The rose is often associated with the Labour Party in the United Kingdom, and red roses are sometimes used as a symbol of socialism. In the United States, the Confederate flag often features a white magnolia, which was seen as a symbol of Southern pride during the Civil War.

Similarly, flowers have also been used as a way to express dissatisfaction with the political status quo. During the Vietnam War, for example, protesters often wore black armbands adorned with red roses to symbolize the blood shed during the conflict. In more recent years, flowers have been used in a similar manner to protest against things like police brutality and the war in Iraq.

While flowers may not always be explicitly political, they can still convey powerful messages. For instance, the white lily is often seen as a symbol of purity, which can be used to make a statement about social issues such as racism or sexism.

Religion and the iconography of flowers

From early Christianity to present day, religious figures have been associated with different flowers. In fact, many modern day Christians still use flowers in their religious ceremonies.

The association between religion and flowers dates back to ancient times. In early Christianity, for example, lilies were often used to represent the Virgin Mary. In fact, the lily is still one of the most popular flowers used in religious ceremonies today.

Different religions have different associations with different flowers. For example, in Christianity, roses are often used to symbolize love and forgiveness. In Hinduism, lotus flowers are seen as a symbol of purity and enlightenment.

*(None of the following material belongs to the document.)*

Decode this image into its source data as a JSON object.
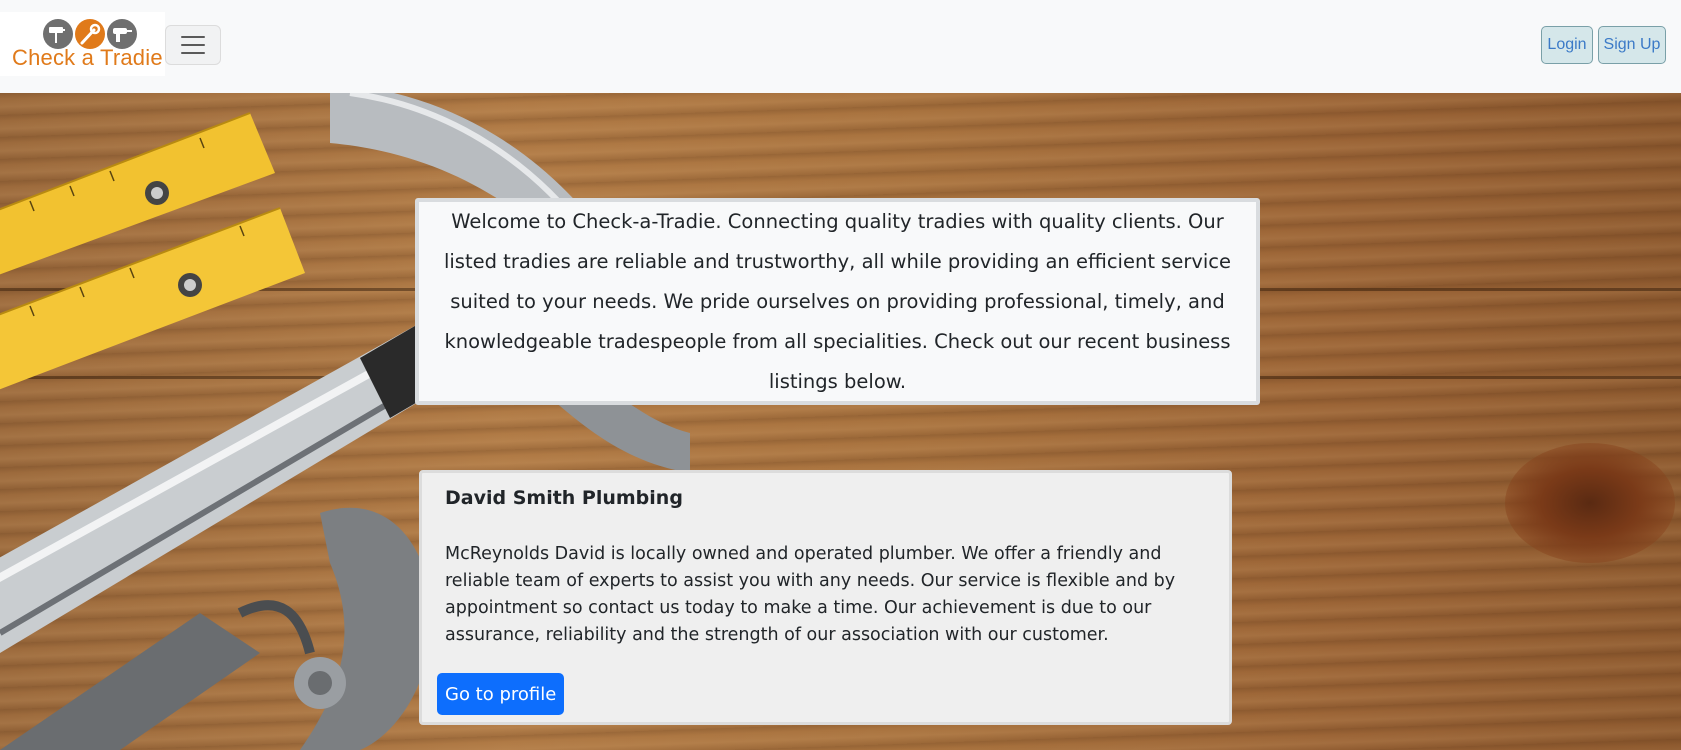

The use of flowers in religious ceremonies is not just limited to Christianity or Hinduism. Flowers play an important role in many other religions as well, such as Buddhism, Islam, and Judaism.

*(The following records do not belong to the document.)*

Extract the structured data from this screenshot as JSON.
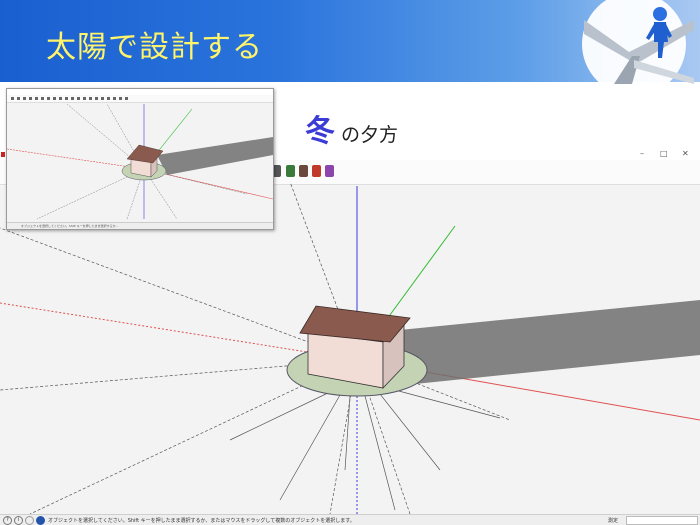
{
  "banner": {
    "title": "太陽で設計する"
  },
  "caption": {
    "season": "冬",
    "time": "の夕方"
  },
  "main_window": {
    "status_text": "オブジェクトを選択してください。Shift キーを押したまま選択するか、またはマウスをドラッグして複数のオブジェクトを選択します。",
    "measure_label": "測定",
    "status_icon_help": "?",
    "status_icon_info": "i"
  },
  "thumbnail_window": {
    "status_text": "オブジェクトを選択してください。Shift キーを押したまま選択するか…"
  },
  "colors": {
    "banner_start": "#1a5fd0",
    "title_yellow": "#fff46a",
    "season_blue": "#3b3bd6",
    "roof": "#8a5a4e",
    "wall": "#f2dcd6",
    "ground_disc": "#c4d3b3",
    "shadow": "#6e6e6e",
    "axis_blue": "#3a3ae0",
    "axis_green": "#33bb33",
    "axis_red": "#e05050"
  },
  "icons": [
    "person-on-arrow-logo-icon",
    "help-icon",
    "info-icon",
    "minimize-icon",
    "maximize-icon",
    "close-icon"
  ]
}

Flowers as a metaphor for the feminine in art

From early Greek art to modern day, flowers have been used to symbolize the female form and the beauty of women. In Greek mythology, the goddess Aphrodite was often portrayed with a garland of flowers around her head or neck. This represented her femininity and beauty. Flowers were also used in Ancient Egyptian art to represent rebirth and fertility. The lotus flower was a particularly popular choice, as it was seen as a symbol of new beginnings.

In more recent history, flowers have been used as a way to express love and appreciation for the female form. In the Victorian era, it was not uncommon for men to give their wives or girlfriends bouquets of flowers. This was seen as a romantic gesture, and a way to show the woman how much she was loved. Today, flowers are still given as gifts to women on special occasions, such as birthdays or anniversaries. They are also often used in wedding ceremonies and receptions, as they symbolize new beginnings, love, and happiness.

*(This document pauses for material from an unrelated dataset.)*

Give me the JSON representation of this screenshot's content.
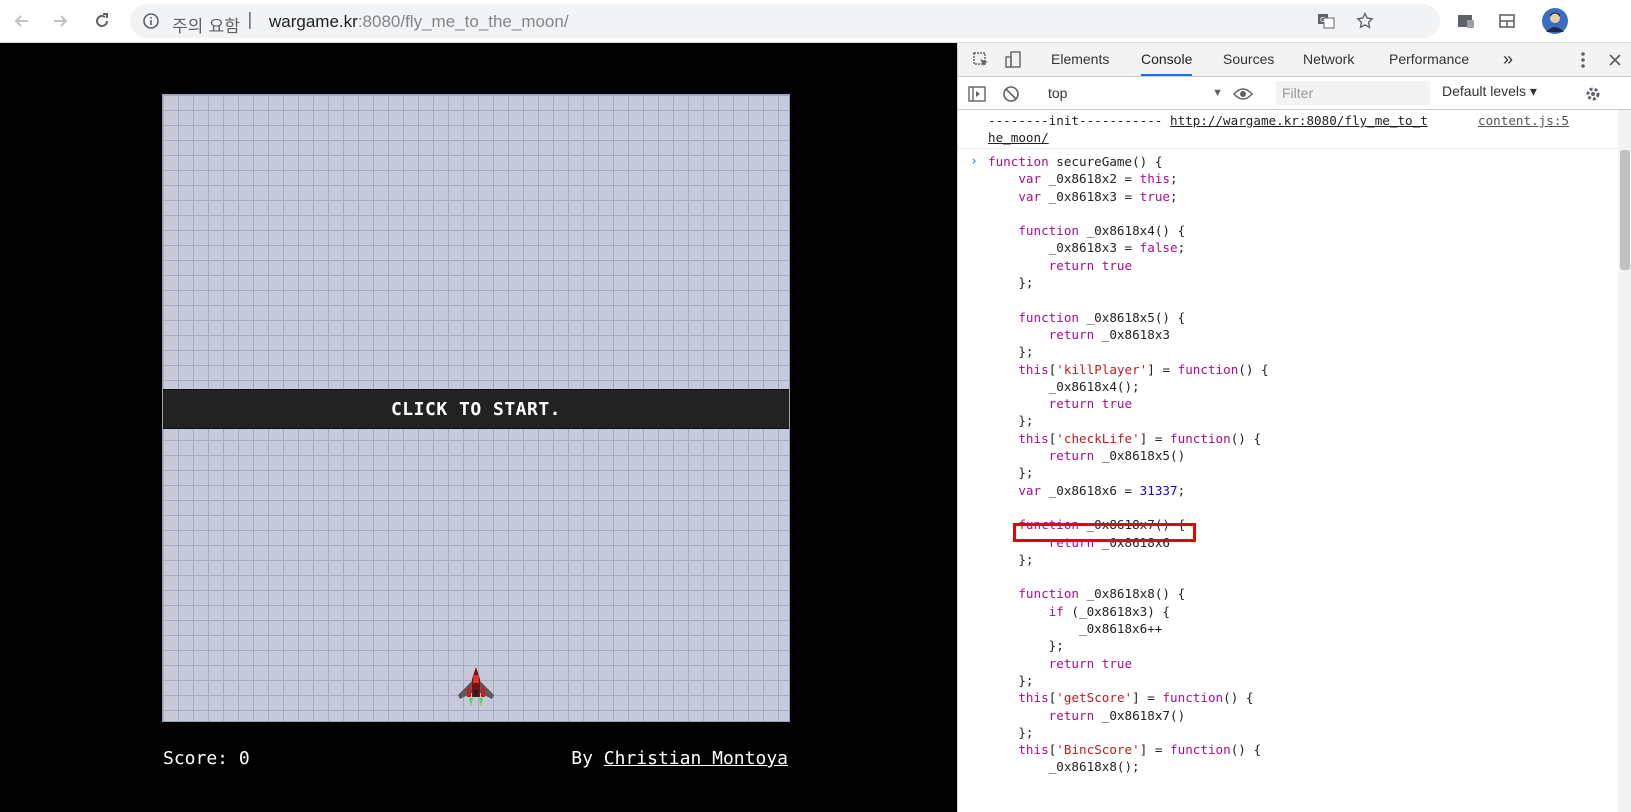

The commodification of flowers in art history

Some argue that the use of flowers in art is a natural progression, while others maintain that the commodification of flowers is a cynical ploy by the art world to exploit popular culture.

The use of flowers in art can be traced back to ancient times, when they were used as symbols of fertility and rebirth. In the Middle Ages, flowers were often used in religious paintings as symbols of paradise. In the Renaissance, flowers began to be used more realistically, and were often depicted in still lifes and landscapes.

The nineteenth century saw a significant increase in the use of flowers in art, as they became associated with the growing aesthetic movement. This period also saw the rise of the floral print, which was used to decorate a wide range of objects, from clothing to wallpaper.

In the twentieth century, the use of flowers in art became more controversial. Some artists, such as Georgia O’Keeffe and Andrew Wyeth, continued to use flowers in their work, but others, such as Marcel Duchamp and Pablo Picasso, began to experiment with abstraction, often incorporating flowers into their work in a more abstract way.

Takeaway

The next time you are in an art museum, take a moment to appreciate the beauty of flowers. Whether they are rendered in oil paint or carved from marble, flowers add a touch of elegance and natural beauty to any work of art.